Dataset records:

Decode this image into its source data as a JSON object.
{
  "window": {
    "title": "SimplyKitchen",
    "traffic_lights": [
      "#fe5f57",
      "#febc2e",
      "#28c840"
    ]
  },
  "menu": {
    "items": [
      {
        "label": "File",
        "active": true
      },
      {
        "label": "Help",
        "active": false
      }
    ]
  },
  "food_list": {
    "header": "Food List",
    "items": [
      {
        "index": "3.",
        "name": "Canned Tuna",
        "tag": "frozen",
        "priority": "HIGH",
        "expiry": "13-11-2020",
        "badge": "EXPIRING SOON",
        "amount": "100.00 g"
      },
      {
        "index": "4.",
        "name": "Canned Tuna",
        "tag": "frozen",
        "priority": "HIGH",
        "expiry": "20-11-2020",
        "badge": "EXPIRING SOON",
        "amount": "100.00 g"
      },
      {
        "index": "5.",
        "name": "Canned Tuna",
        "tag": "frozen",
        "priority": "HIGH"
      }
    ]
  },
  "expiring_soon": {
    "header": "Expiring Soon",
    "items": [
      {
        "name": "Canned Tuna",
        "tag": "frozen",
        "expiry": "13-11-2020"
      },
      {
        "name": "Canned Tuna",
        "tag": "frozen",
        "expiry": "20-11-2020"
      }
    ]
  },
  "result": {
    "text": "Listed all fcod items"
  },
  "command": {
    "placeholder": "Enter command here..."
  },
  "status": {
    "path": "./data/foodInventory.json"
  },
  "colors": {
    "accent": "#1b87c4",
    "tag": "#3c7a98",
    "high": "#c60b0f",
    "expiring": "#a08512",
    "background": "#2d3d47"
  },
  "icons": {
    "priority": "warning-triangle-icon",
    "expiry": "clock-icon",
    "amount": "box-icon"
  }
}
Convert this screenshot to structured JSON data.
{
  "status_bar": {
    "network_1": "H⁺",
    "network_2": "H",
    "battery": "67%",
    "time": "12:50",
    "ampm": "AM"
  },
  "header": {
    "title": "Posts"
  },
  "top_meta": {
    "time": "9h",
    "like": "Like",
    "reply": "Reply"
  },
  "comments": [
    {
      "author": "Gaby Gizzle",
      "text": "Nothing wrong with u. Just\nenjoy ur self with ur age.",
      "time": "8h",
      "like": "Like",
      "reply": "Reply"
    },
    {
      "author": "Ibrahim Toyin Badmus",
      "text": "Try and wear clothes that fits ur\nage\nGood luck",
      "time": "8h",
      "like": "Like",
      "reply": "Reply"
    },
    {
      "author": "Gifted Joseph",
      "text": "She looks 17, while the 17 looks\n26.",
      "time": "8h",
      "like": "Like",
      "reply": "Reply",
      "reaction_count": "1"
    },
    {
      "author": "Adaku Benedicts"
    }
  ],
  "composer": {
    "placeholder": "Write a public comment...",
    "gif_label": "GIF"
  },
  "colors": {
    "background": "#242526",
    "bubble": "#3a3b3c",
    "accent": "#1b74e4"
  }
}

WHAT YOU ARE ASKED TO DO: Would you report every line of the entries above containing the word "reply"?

EXERCISE RESULT:
    "reply": "Reply"
      "reply": "Reply"
      "reply": "Reply"
      "reply": "Reply",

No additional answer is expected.